NBC News's Andrea Mitchell honored at National Press Club's Fourth Estate Award dinner
October 7, 2013 | By Molly McCluskey | firstname.lastname@example.org]
Andrea Mitchell, chief foreign affairs correspondent for NBC News and host of MSNBC’s “Andrea Mitchell Reports,” received the National Press Club’s most prestigious honor, the Fourth Estate Award, at a gala dinner at the Club Oct. 4.
The veteran newswoman was the 41st recipient of the award, which is presented annually to a journalist in recognition for significant contributions to the journalism profession.
In Mitchell’s case, the award also was a recognition of the advancements of women in journalism and in the National Press Club over the past 30 years.
“This award is meaningful for so many reasons,” Mitchell said after an introduction by NPC President Angela Greiling Keane. But it is especially meaningful, she said, “to be honored by my peers in this place.”
“Until 1971, [Keane] would not be president and I would not be honored,” she said, referring to the year the National Press Club admitted women.
With NBC News since 1978, Mitchell’s reporting has spanned the globe. She has reported on the energy crisis and the Three Mile Island nuclear incident, secured exclusive interviews with Fidel Castro and reported on the role of weapons of mass destruction in the Iraq War. Mitchell has been forcibly removed from a press session in the Sudan and broken her foot jumping from a flatbed truck to chase after President Obama.
One of the only female journalists to cover five presidents, Congress and foreign policy, Mitchell scooped the competition -- and then-candidate George Bush himself -- during the 1988 Republican National Convention, breaking the news that Bush had selected Dan Quayle as his running mate.
“Do not get in Andrea’s way when she’s reporting,” said USA Today Washington Bureau Chief Susan Page in an affectionate toast. “She’s tiny but she’s tough.”
Page, who called Mitchell “a champion” and a model for women journalists, spoke of Mitchell’s commitment to mentoring young, female journalists in what has become known as the “Andrea Mitchell Academy.”
“How hard can it be to work for Brian Williams when you’ve been trained by Andrea Mitchell?” Page laughed.
Page’s fellow panelists, NBC News Washington Bureau Chief Ken Strickland and 2011 Fourth Estate Award winner Jim Lehrer, both spoke of Mitchell’s unrelenting energy, drive and commitment to journalism.
“Working with Andrea is like being a medium tennis player and playing Serena Williams,” Strickland said. “Everyone working with you knows it’s got to be good.” During his remarks Strickland repeatedly turned to Mitchell and said, “You’re simply the best.”

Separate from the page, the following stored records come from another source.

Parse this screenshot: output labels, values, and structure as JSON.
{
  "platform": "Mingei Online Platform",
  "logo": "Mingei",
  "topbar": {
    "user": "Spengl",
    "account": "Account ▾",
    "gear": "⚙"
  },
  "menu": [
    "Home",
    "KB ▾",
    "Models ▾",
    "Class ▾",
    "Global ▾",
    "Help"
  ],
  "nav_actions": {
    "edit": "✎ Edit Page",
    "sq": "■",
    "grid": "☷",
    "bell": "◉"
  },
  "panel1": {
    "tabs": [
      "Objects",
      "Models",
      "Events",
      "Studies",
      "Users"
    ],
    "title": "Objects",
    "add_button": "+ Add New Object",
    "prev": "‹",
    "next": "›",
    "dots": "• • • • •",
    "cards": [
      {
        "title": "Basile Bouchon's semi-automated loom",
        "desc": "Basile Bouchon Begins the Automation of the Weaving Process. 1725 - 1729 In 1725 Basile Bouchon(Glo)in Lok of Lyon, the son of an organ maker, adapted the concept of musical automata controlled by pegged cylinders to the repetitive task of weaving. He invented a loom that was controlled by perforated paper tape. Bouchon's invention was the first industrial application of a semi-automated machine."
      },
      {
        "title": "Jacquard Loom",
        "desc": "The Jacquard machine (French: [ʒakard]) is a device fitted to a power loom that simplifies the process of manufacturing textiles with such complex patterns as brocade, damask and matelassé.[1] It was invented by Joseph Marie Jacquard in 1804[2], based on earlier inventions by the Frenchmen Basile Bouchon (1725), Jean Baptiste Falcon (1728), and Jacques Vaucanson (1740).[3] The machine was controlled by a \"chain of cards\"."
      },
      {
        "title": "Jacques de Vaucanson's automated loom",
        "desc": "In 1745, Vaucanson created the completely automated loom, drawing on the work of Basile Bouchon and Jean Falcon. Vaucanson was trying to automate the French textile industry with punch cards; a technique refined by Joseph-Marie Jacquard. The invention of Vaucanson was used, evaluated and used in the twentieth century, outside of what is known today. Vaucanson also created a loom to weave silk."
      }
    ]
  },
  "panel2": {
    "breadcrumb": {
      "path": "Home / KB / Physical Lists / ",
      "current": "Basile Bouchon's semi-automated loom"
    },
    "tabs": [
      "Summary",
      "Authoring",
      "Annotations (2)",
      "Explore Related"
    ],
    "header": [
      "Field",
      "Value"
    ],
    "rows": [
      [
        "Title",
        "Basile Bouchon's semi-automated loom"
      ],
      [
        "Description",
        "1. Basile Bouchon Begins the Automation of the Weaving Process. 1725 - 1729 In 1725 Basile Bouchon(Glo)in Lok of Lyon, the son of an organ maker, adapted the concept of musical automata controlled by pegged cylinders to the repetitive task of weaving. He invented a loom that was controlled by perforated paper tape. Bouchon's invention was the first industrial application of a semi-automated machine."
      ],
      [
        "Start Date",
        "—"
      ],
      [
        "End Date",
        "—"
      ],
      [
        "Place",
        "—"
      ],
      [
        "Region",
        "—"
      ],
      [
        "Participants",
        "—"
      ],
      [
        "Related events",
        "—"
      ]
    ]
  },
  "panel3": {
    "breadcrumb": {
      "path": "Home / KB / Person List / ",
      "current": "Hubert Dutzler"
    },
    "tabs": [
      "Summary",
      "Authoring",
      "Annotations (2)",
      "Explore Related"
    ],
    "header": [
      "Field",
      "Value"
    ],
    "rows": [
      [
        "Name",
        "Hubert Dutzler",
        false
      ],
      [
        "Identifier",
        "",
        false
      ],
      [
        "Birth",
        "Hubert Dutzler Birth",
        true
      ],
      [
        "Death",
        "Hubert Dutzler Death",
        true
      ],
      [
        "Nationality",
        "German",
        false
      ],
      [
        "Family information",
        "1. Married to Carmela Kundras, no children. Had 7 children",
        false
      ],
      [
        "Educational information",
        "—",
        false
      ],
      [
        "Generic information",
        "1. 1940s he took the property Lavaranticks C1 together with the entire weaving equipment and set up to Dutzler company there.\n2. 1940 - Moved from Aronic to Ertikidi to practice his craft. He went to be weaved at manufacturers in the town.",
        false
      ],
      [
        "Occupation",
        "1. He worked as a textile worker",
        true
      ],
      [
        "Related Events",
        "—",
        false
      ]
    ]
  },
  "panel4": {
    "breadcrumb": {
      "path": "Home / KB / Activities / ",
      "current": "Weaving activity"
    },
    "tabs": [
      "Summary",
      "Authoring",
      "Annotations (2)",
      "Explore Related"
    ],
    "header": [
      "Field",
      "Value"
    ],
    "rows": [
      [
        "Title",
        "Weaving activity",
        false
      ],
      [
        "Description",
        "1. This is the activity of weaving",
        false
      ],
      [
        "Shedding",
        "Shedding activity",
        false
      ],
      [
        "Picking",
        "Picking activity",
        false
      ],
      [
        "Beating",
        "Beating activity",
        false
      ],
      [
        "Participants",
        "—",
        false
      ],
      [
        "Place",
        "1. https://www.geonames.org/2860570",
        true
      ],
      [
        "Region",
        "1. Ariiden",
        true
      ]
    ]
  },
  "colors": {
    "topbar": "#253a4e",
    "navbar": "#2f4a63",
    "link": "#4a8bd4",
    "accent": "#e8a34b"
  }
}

Lehrer spoke of Mitchell’s commitment to facts over speculation. “Andrea doesn’t tell you what she thinks or knows or believes, but what she knows and what people she trusts have told her,” he said.
In her own remarks, Mitchell spoke of changing technology -- from the rolls of audio tape edited in the field 45 years ago to the smartphone and rapid news cycle of today. “In the 45 years I‘ve been a journalist, our profession has found very different ways to write this first draft of history,” she said.
“The way we communicate the story has changed,” Mitchell said, “but the fundamentals are the same.”
Mitchell’s book, “Talking Back... to Presidents, Dictators, and Assorted Scoundrels,” is available at bookstores everywhere. As is Fourth Estate custom, she received a lifetime membership to the National Press Club.
The event was a fundraiser for the National Press Club’s Eric Friedheim National Journalism Library, which provides training for news professionals, research for journalists and other media professionals, and journalism scholarships.